What you will do:
Search the records below for the word "save" and show every line where it occurs.

[Dataset rows describing interfaces]
■ ■ ■ ■ ■ ■ ■

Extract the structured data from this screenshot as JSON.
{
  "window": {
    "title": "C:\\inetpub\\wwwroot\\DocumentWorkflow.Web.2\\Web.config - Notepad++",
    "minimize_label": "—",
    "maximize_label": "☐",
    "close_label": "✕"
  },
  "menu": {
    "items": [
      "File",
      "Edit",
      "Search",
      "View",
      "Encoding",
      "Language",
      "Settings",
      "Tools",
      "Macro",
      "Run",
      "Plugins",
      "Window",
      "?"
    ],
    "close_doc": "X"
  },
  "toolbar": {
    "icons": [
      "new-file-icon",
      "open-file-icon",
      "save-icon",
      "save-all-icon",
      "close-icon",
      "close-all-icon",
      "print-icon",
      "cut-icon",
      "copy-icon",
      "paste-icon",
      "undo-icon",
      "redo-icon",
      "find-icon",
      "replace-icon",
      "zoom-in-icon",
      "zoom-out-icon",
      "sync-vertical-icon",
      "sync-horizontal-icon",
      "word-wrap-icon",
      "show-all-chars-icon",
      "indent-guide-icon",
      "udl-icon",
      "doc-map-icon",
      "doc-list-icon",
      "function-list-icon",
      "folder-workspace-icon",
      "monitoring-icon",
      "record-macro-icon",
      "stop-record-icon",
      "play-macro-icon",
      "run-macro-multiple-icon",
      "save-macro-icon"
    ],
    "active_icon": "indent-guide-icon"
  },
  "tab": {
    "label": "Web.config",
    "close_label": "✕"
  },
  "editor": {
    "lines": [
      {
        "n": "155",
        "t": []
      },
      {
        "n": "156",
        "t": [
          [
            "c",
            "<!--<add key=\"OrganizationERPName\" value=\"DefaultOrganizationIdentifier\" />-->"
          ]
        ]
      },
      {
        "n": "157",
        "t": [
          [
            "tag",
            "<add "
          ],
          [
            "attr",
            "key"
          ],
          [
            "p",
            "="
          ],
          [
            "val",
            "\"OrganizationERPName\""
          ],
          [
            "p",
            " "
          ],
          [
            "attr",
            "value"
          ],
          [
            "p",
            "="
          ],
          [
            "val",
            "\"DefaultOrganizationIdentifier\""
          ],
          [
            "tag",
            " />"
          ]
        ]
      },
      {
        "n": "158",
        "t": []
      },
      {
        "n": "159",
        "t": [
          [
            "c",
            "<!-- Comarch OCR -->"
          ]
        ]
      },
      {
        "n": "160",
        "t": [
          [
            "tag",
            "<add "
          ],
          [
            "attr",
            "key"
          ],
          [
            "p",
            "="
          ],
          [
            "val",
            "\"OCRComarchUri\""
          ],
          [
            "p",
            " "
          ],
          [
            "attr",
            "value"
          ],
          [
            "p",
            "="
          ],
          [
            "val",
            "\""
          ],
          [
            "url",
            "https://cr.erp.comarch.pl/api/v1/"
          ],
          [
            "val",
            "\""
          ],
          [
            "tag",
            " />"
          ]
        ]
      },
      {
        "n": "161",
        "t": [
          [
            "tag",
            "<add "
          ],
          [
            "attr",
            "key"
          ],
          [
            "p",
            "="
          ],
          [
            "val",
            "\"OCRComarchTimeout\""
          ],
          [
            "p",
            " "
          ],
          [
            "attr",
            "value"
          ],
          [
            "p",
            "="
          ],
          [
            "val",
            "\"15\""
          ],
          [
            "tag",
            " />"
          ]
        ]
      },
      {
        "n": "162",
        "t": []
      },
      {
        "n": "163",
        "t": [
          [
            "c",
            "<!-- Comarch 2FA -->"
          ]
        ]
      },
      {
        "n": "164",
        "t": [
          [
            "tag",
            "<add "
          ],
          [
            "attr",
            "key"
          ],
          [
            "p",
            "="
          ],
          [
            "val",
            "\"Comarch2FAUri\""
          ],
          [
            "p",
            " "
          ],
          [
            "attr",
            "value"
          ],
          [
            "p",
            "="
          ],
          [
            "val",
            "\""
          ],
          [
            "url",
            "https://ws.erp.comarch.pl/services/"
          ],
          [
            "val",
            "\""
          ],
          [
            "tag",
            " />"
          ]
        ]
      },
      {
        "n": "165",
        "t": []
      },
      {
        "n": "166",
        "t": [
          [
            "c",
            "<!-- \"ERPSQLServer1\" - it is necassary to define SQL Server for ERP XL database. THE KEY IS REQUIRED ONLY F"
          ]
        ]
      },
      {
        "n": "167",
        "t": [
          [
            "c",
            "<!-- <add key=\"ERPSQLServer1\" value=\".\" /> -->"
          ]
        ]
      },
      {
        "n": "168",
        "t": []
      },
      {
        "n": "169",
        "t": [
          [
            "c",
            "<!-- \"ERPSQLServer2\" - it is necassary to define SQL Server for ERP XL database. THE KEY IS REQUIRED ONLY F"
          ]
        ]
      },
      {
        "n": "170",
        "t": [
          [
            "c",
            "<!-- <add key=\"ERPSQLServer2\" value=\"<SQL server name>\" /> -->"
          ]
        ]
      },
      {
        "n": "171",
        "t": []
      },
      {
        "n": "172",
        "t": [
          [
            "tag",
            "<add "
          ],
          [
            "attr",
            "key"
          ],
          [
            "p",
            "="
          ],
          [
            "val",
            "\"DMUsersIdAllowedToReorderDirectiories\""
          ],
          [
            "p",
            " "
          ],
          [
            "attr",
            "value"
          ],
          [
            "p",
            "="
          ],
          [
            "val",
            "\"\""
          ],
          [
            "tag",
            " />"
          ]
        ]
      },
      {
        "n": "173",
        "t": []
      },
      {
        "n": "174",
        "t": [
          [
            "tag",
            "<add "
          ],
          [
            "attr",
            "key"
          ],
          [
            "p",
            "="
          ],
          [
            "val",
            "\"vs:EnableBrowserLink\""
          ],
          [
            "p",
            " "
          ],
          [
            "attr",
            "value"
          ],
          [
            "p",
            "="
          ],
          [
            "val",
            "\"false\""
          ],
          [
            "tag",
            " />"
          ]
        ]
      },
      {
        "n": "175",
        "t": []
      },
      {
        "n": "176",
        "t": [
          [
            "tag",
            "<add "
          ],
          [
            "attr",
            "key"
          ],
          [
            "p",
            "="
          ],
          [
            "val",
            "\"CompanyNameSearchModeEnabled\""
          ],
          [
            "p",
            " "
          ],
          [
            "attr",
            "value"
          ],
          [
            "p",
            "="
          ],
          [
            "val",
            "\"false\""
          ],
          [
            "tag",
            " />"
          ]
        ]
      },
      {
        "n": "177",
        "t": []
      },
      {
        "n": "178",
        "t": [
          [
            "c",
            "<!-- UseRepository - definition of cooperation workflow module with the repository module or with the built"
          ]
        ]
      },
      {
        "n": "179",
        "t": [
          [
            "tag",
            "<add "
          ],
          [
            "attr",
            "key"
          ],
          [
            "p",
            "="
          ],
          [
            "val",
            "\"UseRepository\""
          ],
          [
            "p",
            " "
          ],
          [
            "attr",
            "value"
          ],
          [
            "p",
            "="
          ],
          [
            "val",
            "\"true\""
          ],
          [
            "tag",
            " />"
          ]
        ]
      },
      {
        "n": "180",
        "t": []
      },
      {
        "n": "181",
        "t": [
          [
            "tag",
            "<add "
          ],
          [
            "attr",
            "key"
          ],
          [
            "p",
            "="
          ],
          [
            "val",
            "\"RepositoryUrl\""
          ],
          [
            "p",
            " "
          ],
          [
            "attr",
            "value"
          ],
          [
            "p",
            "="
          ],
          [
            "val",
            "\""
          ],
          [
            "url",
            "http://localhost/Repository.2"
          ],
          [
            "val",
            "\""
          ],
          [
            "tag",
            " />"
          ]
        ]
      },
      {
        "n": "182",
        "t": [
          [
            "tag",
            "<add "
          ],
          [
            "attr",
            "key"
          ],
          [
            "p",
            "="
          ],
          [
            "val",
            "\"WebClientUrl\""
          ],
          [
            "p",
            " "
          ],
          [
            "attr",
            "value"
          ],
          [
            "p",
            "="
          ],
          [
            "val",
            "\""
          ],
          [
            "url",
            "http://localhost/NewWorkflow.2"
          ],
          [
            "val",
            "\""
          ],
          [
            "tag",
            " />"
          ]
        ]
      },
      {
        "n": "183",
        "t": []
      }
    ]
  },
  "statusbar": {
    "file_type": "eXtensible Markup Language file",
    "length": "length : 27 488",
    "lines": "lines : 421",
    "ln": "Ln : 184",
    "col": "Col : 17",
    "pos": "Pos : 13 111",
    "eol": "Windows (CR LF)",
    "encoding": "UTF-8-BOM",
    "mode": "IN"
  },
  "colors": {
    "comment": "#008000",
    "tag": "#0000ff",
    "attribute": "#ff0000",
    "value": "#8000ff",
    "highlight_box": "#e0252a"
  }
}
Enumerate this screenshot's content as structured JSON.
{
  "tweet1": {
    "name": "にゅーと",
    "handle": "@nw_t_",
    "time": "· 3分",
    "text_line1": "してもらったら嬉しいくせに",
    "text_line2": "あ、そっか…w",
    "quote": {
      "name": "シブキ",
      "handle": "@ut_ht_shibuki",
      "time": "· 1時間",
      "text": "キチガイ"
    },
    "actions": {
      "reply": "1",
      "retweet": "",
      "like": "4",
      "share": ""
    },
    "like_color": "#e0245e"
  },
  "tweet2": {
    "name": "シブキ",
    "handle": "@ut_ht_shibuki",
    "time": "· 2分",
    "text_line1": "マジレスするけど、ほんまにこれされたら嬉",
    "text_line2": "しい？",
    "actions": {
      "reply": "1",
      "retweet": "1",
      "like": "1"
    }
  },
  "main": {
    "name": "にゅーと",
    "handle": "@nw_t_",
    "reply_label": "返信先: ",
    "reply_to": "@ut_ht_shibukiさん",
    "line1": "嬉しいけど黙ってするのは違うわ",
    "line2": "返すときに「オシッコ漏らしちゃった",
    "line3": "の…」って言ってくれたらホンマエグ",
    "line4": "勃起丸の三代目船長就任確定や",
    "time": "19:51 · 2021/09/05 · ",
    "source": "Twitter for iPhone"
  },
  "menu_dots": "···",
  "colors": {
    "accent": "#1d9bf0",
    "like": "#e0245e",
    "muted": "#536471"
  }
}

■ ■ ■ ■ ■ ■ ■

Completed exercise:
      "save-icon",
      "save-all-icon",
      "save-macro-icon"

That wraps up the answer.